#### DATA TO PROCESS ####

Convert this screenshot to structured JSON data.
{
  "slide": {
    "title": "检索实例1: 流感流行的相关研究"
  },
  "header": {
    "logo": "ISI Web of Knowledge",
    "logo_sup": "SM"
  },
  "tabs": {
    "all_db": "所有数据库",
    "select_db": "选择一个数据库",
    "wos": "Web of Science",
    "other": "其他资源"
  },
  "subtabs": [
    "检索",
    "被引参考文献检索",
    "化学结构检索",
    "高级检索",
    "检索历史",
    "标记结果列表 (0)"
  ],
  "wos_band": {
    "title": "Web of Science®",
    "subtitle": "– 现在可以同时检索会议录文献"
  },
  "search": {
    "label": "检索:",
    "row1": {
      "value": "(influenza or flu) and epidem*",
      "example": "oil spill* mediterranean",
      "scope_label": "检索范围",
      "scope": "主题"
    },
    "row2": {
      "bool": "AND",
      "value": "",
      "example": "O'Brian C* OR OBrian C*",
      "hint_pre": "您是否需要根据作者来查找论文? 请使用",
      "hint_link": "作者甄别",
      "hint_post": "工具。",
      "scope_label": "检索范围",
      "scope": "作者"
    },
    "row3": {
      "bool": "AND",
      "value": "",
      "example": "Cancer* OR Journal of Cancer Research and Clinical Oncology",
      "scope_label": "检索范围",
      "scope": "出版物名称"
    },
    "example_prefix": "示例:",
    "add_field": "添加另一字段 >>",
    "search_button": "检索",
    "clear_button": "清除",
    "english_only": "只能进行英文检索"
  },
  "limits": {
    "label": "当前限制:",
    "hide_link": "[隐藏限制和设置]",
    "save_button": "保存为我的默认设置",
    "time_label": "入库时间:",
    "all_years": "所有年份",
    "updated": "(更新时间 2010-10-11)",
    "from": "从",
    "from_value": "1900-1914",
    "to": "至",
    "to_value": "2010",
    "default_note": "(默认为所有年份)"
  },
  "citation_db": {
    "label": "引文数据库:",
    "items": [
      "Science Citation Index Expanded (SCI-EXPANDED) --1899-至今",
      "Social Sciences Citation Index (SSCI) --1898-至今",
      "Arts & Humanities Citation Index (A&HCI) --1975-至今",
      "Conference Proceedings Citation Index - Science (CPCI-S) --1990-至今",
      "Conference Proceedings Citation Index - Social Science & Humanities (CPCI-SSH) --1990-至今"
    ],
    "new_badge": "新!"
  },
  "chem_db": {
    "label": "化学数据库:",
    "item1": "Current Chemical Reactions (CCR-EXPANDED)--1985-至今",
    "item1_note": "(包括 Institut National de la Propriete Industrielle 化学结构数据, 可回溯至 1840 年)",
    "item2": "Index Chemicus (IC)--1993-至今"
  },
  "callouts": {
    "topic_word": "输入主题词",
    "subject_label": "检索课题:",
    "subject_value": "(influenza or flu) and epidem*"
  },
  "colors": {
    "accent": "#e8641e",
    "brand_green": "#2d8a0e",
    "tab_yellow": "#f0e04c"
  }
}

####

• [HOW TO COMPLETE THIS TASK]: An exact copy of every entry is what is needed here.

• [SOLUTION FOR THIS TASK]:
Convert this screenshot to structured JSON data.
{
  "slide": {
    "title": "检索实例1: 流感流行的相关研究"
  },
  "header": {
    "logo": "ISI Web of Knowledge",
    "logo_sup": "SM"
  },
  "tabs": {
    "all_db": "所有数据库",
    "select_db": "选择一个数据库",
    "wos": "Web of Science",
    "other": "其他资源"
  },
  "subtabs": [
    "检索",
    "被引参考文献检索",
    "化学结构检索",
    "高级检索",
    "检索历史",
    "标记结果列表 (0)"
  ],
  "wos_band": {
    "title": "Web of Science®",
    "subtitle": "– 现在可以同时检索会议录文献"
  },
  "search": {
    "label": "检索:",
    "row1": {
      "value": "(influenza or flu) and epidem*",
      "example": "oil spill* mediterranean",
      "scope_label": "检索范围",
      "scope": "主题"
    },
    "row2": {
      "bool": "AND",
      "value": "",
      "example": "O'Brian C* OR OBrian C*",
      "hint_pre": "您是否需要根据作者来查找论文? 请使用",
      "hint_link": "作者甄别",
      "hint_post": "工具。",
      "scope_label": "检索范围",
      "scope": "作者"
    },
    "row3": {
      "bool": "AND",
      "value": "",
      "example": "Cancer* OR Journal of Cancer Research and Clinical Oncology",
      "scope_label": "检索范围",
      "scope": "出版物名称"
    },
    "example_prefix": "示例:",
    "add_field": "添加另一字段 >>",
    "search_button": "检索",
    "clear_button": "清除",
    "english_only": "只能进行英文检索"
  },
  "limits": {
    "label": "当前限制:",
    "hide_link": "[隐藏限制和设置]",
    "save_button": "保存为我的默认设置",
    "time_label": "入库时间:",
    "all_years": "所有年份",
    "updated": "(更新时间 2010-10-11)",
    "from": "从",
    "from_value": "1900-1914",
    "to": "至",
    "to_value": "2010",
    "default_note": "(默认为所有年份)"
  },
  "citation_db": {
    "label": "引文数据库:",
    "items": [
      "Science Citation Index Expanded (SCI-EXPANDED) --1899-至今",
      "Social Sciences Citation Index (SSCI) --1898-至今",
      "Arts & Humanities Citation Index (A&HCI) --1975-至今",
      "Conference Proceedings Citation Index - Science (CPCI-S) --1990-至今",
      "Conference Proceedings Citation Index - Social Science & Humanities (CPCI-SSH) --1990-至今"
    ],
    "new_badge": "新!"
  },
  "chem_db": {
    "label": "化学数据库:",
    "item1": "Current Chemical Reactions (CCR-EXPANDED)--1985-至今",
    "item1_note": "(包括 Institut National de la Propriete Industrielle 化学结构数据, 可回溯至 1840 年)",
    "item2": "Index Chemicus (IC)--1993-至今"
  },
  "callouts": {
    "topic_word": "输入主题词",
    "subject_label": "检索课题:",
    "subject_value": "(influenza or flu) and epidem*"
  },
  "colors": {
    "accent": "#e8641e",
    "brand_green": "#2d8a0e",
    "tab_yellow": "#f0e04c"
  }
}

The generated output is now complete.